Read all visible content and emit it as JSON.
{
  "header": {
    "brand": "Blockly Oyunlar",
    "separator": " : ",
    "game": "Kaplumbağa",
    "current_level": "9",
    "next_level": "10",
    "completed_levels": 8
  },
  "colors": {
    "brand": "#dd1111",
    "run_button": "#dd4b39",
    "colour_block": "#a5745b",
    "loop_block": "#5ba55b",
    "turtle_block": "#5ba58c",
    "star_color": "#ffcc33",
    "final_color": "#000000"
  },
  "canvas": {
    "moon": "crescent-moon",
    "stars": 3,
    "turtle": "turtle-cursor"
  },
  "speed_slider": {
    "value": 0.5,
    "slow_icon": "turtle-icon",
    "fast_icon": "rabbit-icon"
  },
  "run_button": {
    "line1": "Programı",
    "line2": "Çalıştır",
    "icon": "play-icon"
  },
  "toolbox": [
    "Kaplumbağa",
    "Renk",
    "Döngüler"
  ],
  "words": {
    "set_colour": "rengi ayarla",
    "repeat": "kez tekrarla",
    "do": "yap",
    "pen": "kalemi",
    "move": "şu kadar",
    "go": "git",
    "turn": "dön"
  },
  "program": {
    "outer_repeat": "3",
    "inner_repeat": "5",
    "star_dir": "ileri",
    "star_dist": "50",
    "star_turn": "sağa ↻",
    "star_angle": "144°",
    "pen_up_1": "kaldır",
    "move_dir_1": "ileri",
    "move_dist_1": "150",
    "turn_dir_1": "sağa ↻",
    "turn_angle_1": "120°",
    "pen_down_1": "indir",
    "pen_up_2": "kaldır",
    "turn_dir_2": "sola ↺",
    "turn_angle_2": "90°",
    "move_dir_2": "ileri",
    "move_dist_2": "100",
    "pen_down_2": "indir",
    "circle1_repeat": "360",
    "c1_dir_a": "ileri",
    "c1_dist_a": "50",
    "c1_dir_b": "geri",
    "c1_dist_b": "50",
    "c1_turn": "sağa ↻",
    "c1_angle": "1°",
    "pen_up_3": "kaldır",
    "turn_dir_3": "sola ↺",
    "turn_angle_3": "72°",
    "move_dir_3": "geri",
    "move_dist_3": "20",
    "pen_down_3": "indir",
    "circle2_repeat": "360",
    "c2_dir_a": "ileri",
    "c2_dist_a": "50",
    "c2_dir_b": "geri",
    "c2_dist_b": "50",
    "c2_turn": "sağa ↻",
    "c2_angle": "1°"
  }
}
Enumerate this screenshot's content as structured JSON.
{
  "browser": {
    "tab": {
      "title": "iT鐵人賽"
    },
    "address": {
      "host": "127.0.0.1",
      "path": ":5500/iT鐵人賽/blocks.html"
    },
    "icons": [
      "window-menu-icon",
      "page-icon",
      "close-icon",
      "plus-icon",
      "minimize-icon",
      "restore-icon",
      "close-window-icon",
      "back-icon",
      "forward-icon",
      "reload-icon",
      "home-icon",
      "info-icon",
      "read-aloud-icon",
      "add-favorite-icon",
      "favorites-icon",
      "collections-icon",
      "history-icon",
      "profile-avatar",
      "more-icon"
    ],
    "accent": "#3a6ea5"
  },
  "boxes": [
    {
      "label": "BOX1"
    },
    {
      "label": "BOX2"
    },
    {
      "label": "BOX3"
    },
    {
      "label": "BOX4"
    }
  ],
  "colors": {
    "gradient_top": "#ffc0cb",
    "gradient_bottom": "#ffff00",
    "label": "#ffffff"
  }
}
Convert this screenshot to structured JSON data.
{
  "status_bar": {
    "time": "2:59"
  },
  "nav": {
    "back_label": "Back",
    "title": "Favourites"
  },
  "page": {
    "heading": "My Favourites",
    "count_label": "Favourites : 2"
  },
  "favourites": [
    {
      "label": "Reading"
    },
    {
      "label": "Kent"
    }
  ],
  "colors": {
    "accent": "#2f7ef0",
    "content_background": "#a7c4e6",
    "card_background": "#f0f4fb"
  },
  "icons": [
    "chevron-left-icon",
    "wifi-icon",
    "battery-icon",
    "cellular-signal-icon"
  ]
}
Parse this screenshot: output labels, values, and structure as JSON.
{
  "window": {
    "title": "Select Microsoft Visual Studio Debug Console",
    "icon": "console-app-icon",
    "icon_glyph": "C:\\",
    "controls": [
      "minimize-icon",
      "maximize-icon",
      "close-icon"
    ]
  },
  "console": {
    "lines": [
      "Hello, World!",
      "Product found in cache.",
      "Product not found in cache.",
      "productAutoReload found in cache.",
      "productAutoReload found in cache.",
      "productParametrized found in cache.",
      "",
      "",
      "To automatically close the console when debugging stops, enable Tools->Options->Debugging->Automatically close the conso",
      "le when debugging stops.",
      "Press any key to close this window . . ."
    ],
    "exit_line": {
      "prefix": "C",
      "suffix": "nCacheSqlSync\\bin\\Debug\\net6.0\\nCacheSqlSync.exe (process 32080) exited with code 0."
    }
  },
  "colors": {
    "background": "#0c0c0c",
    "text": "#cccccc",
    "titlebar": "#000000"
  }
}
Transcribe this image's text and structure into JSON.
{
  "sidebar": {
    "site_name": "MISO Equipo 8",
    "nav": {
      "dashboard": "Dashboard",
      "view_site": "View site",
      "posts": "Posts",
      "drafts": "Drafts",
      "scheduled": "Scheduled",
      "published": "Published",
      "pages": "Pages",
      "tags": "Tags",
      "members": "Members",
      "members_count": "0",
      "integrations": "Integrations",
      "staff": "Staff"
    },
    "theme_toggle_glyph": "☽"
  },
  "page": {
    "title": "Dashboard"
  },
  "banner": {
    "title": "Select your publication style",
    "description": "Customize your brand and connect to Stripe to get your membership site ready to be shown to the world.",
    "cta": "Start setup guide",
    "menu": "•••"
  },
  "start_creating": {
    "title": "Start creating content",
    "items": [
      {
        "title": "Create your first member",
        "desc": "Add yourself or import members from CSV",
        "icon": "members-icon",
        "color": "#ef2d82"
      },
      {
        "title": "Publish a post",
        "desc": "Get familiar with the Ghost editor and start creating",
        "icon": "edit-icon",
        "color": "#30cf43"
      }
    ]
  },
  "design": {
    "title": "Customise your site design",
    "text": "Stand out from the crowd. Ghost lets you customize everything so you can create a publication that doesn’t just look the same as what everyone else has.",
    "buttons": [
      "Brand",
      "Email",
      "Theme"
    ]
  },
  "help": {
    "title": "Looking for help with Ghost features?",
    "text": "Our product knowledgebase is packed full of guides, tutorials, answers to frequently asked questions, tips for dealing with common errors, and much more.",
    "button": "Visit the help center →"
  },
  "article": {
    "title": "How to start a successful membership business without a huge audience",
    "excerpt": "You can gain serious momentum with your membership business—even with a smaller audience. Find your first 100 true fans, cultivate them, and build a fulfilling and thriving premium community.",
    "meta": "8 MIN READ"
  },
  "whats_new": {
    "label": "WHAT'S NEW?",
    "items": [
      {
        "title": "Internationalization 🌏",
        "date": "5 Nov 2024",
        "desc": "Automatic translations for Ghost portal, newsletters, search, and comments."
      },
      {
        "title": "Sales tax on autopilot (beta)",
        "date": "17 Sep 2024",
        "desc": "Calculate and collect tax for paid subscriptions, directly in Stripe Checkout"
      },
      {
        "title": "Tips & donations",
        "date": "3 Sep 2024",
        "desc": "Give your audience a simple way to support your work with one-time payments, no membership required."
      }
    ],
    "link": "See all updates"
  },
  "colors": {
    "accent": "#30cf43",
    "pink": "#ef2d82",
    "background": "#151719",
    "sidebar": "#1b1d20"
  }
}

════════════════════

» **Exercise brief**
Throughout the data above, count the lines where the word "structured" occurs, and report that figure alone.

» **Reply**
2